This usually involves letting go of the mental processing that we normally add as a reaction to situations which can end up adding a lot of unnecessary suffering to what we experience.
The result of all this is that we can find the peace and joy that comes with the simple feeling of just BEing.
Interest in mindfulness has grown enormously over the last few years as psychology and neurosciences have begun to acknowledge the benefits to health and well-being that result from the cultivated state of mindfulness, particularly in relation to dealing with stress and anxiety.
However the experience of mindfulness is nothing new. It is something that has been experienced world wide throughout human history as a natural result of artistic and meditative practices.
Paths to Mindfulness
Japan has a particularly rich history of artistic and ritualized practices for which the cultivation of the state of mindfulness itself has been one of the central motivations for the practice. These arts include: Chado (tea ceremony), Shodo (calligraphy), Ikebana (flower arranging), Kyudo (archery) and Kendo (swordsmanship). These arts provide a dynamic way of developing mindfulness that doesn’t involve just seated meditation practices.
Mindfulness in Aikido
Aikido is another of these arts. In Aikido mindfulness is developed through:
- Mind/Body unification – using posture and an awareness of the body as a way to anchor the mind in the present movement.
- Balanced & centered movement – Aikido techniques are based on a way of moving that is always balanced, centered and relaxed.
- Harmonization – responding to conflicts (both inner and outer; physical and mental/emotional) by flowing with the forces rather than with resistance and fighting.
- Beginner’s mind – cultivating a mindset based on openness, acceptance, and a readiness to embrace whatever may occur.
- Ki Breathing – a form of breath meditation for relaxation, clearing the mind, circulating energy and expanding our awareness and sense of self.
See the links below if you’re interested in finding out more about mindfulness:
Wikipedia – Mindfulness
The modern Western perspective
Wikipedia – Mindfulness
The traditional Eastern perspective
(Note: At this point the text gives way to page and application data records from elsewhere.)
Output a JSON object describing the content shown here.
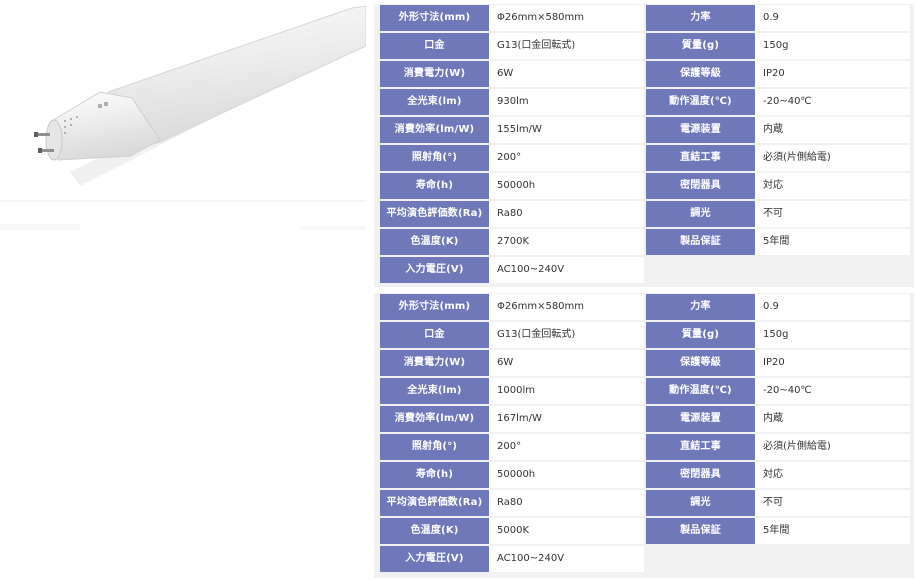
{
  "colors": {
    "label_background": "#6f79ba",
    "label_text": "#ffffff",
    "value_background": "#ffffff",
    "panel_background": "#f1f1f1"
  },
  "product_image": {
    "alt": "LED straight tube lamp",
    "cap_marking": "G13"
  },
  "spec_tables": [
    {
      "rows": [
        {
          "label": "外形寸法(mm)",
          "value": "Φ26mm×580mm",
          "label2": "力率",
          "value2": "0.9"
        },
        {
          "label": "口金",
          "value": "G13(口金回転式)",
          "label2": "質量(g)",
          "value2": "150g"
        },
        {
          "label": "消費電力(W)",
          "value": "6W",
          "label2": "保護等級",
          "value2": "IP20"
        },
        {
          "label": "全光束(lm)",
          "value": "930lm",
          "label2": "動作温度(℃)",
          "value2": "-20~40℃"
        },
        {
          "label": "消費効率(lm/W)",
          "value": "155lm/W",
          "label2": "電源装置",
          "value2": "内蔵"
        },
        {
          "label": "照射角(°)",
          "value": "200°",
          "label2": "直結工事",
          "value2": "必須(片側給電)"
        },
        {
          "label": "寿命(h)",
          "value": "50000h",
          "label2": "密閉器具",
          "value2": "対応"
        },
        {
          "label": "平均演色評価数(Ra)",
          "value": "Ra80",
          "label2": "調光",
          "value2": "不可"
        },
        {
          "label": "色温度(K)",
          "value": "2700K",
          "label2": "製品保証",
          "value2": "5年間"
        },
        {
          "label": "入力電圧(V)",
          "value": "AC100~240V"
        }
      ]
    },
    {
      "rows": [
        {
          "label": "外形寸法(mm)",
          "value": "Φ26mm×580mm",
          "label2": "力率",
          "value2": "0.9"
        },
        {
          "label": "口金",
          "value": "G13(口金回転式)",
          "label2": "質量(g)",
          "value2": "150g"
        },
        {
          "label": "消費電力(W)",
          "value": "6W",
          "label2": "保護等級",
          "value2": "IP20"
        },
        {
          "label": "全光束(lm)",
          "value": "1000lm",
          "label2": "動作温度(℃)",
          "value2": "-20~40℃"
        },
        {
          "label": "消費効率(lm/W)",
          "value": "167lm/W",
          "label2": "電源装置",
          "value2": "内蔵"
        },
        {
          "label": "照射角(°)",
          "value": "200°",
          "label2": "直結工事",
          "value2": "必須(片側給電)"
        },
        {
          "label": "寿命(h)",
          "value": "50000h",
          "label2": "密閉器具",
          "value2": "対応"
        },
        {
          "label": "平均演色評価数(Ra)",
          "value": "Ra80",
          "label2": "調光",
          "value2": "不可"
        },
        {
          "label": "色温度(K)",
          "value": "5000K",
          "label2": "製品保証",
          "value2": "5年間"
        },
        {
          "label": "入力電圧(V)",
          "value": "AC100~240V"
        }
      ]
    }
  ]
}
Mindfulness Research Guide
A collection on the current science
UCLA Mindful Awareness Research Center
An article from the University of California
Oxford Mindfulness Centre
An article from the University of Oxford
Mindfulness from MindHeadConnect
Introduction article on what is mindfulness
Mindfulness from Black Dog Institute
Article on mindfulness in everyday life
ABC on mindfulness meditation
Instructions on mindfulness practice from ABC News
An ancient take on the experience of mindfulness:
Close your eyes and you will see clearly.
Cease to listen and you will hear truth.
Be silent and your heart will sing.
Seek no contacts and you will find union.
Be still and you will move forward on the tide of the spirit.
Be gentle and you will need no strength.
Be patient and you will achieve all things.
Be humble and you will remain entire.